INDIANAPOLIS, Ind. – At the midway point in 2017, when Indianapolis was on its way to a new record for murder, there were 59 criminal homicides in the city.
This past weekend, at 12:01 a.m. on July 1, as Indianapolis stood at the halfway point to the next New Year’s Eve, the city’s murder total was 73.
There have been 222 non-fatal shootings so far this year, an increase of more than 10 percent over a year ago.
On January 1, as Mayor Joe Hogsett celebrated his first two years in office with another two to go, he expressed optimism that, “at the end of the day I hope that 2018 will be better than 2016 and 2017.”
The first half numbers of 2018 will certainly try the mayor’s optimism.
“We had a pretty terrible third and fourth quarter the last two years when it comes to violent crime. Specifically homicides,” said IMPD Commander Chris Bailey, “but we’re already looking forward to that by putting plans together, working with our federal partners, for what kind of enforcement things we can do in those months to be very visible, to push those numbers down, because if we can have impact in our third and fourth quarter, I think we can see an overall reduction in our violent crime.”
Bailey said the department’s homicide detectives have been clearing and solving cases at a 75 percent rate due to increased public cooperation and the recent changing nature of murder in the city.
“We haven’t seen the amount of the number of multiple deaths that we have seen in one particular incident like we have seen in previous years,” he said, recalling the spate of drug-related killings that often result in two or more deaths. “These are one-on-one conflict arguments situations, domestic situations, that turn deadly. These are heat of the moment type situations that I think have pushed our numbers higher than they have been in the past. A lot of them are arguments that just turn to gunfire and that’s difficult for the police to do something about.”
In the past when drug gangs feuded and killed their enemies, long term intensive investigations wrapped up several cases at once.
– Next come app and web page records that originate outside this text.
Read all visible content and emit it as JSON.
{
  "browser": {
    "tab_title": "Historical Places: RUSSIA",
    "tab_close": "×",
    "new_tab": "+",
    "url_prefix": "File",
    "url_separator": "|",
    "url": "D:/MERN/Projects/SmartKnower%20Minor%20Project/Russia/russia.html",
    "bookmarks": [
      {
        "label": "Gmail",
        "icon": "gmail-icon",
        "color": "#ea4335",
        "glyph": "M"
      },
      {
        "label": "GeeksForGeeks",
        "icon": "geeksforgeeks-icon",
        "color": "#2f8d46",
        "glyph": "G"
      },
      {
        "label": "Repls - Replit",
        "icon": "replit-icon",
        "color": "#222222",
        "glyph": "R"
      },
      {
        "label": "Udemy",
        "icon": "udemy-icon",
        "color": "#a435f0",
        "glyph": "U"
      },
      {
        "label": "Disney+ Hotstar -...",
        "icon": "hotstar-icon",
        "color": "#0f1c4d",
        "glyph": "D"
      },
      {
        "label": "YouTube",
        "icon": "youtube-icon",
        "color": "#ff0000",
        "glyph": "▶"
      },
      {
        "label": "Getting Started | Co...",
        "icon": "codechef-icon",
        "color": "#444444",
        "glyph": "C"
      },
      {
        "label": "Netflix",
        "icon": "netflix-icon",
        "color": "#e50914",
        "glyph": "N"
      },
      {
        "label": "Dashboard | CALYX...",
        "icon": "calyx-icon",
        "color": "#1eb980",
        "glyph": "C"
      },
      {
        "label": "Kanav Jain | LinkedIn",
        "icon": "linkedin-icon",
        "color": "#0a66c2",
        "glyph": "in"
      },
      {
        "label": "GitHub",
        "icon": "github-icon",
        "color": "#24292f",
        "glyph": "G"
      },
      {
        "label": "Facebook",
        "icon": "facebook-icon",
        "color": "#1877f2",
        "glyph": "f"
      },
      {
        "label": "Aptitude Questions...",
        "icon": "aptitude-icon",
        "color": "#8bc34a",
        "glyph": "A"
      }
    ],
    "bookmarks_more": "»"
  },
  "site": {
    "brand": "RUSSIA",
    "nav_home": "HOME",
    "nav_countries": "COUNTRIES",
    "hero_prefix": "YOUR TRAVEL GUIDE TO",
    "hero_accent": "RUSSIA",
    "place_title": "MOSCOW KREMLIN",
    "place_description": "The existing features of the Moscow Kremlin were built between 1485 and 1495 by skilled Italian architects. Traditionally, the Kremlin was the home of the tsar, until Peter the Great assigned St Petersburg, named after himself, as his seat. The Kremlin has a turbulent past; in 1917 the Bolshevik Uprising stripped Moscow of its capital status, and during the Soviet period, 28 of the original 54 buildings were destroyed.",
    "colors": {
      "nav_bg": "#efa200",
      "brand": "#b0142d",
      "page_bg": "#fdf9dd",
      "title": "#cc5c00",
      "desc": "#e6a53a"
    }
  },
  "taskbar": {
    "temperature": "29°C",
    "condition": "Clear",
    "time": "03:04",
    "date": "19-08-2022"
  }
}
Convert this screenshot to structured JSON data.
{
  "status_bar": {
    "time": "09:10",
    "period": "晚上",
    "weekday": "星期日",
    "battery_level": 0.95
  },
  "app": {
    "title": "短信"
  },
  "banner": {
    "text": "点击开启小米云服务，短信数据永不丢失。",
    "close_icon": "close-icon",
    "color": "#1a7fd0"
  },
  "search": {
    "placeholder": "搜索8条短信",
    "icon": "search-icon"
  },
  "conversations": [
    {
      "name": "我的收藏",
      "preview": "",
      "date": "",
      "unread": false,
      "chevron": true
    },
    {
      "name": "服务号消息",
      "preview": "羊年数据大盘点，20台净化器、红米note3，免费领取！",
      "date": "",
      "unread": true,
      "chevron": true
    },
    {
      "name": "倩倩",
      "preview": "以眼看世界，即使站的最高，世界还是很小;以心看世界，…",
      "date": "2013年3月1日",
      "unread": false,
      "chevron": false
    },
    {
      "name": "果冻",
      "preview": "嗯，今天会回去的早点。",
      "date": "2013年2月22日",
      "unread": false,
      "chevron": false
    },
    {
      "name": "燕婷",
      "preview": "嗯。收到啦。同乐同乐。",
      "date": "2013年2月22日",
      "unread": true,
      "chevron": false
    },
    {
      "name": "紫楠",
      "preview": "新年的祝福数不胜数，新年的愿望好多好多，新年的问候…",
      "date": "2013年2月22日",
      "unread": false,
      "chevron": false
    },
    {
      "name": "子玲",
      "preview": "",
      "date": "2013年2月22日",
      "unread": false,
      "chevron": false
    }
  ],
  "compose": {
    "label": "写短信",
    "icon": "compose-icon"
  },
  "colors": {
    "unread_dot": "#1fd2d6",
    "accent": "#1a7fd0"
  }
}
Two years ago, pharmacy robberies were all the rage in Indianapolis.
Now, with massive drug gangs sidelined and pharmacy stick-ups on the wane, new violence associated with social media, from virtual disputes that get out of hand to Craig’s List robbery murders, have changed the types of cases IMPD is being asked to solve or preclude.
Bailey said across the board crime is uniformly down in Indianapolis with robberies off by 20 percent this year, a trend that stretches back to 2016.
Mayor Hogsett’s recent appointment of a Community Violence Reduction Coordinator and the announcement this week of more than $2 million in crime prevention grants available to community groups fighting crime at the grassroots level signifies not only recognition but a strategy by the city to partner with residents in battling crime in the neighborhood.
“Oh, I can tell you just around the corner about three murders that we have walked out on because they had to wait for certain things before they could move the bodies,” said Allen Ewing as he stood in the front yard of his home in the 3700 block of Kenwood Avenue, literally around the corner and down the street from a recent murder at a nearby McDonald’s restaurant.
Ewing lives in the middle of one of Indianapolis’ most violent zip codes, 46208, but sees signs of hope all up and down his street.
“A lot more people concerned with the upkeep of their property. New young people are moving into the neighborhood and keeping the grass cut, repairs done, a lot of the houses that were left abandoned are now being resold and fixed up, so that helps,” he said. “Someone will move in and get rid of the hedges and the overflow of grass and stuff and fix it up and want to be a part, people want neighborhoods because that’s what we grew up in, you can’t have a village if you don’t have teepees.”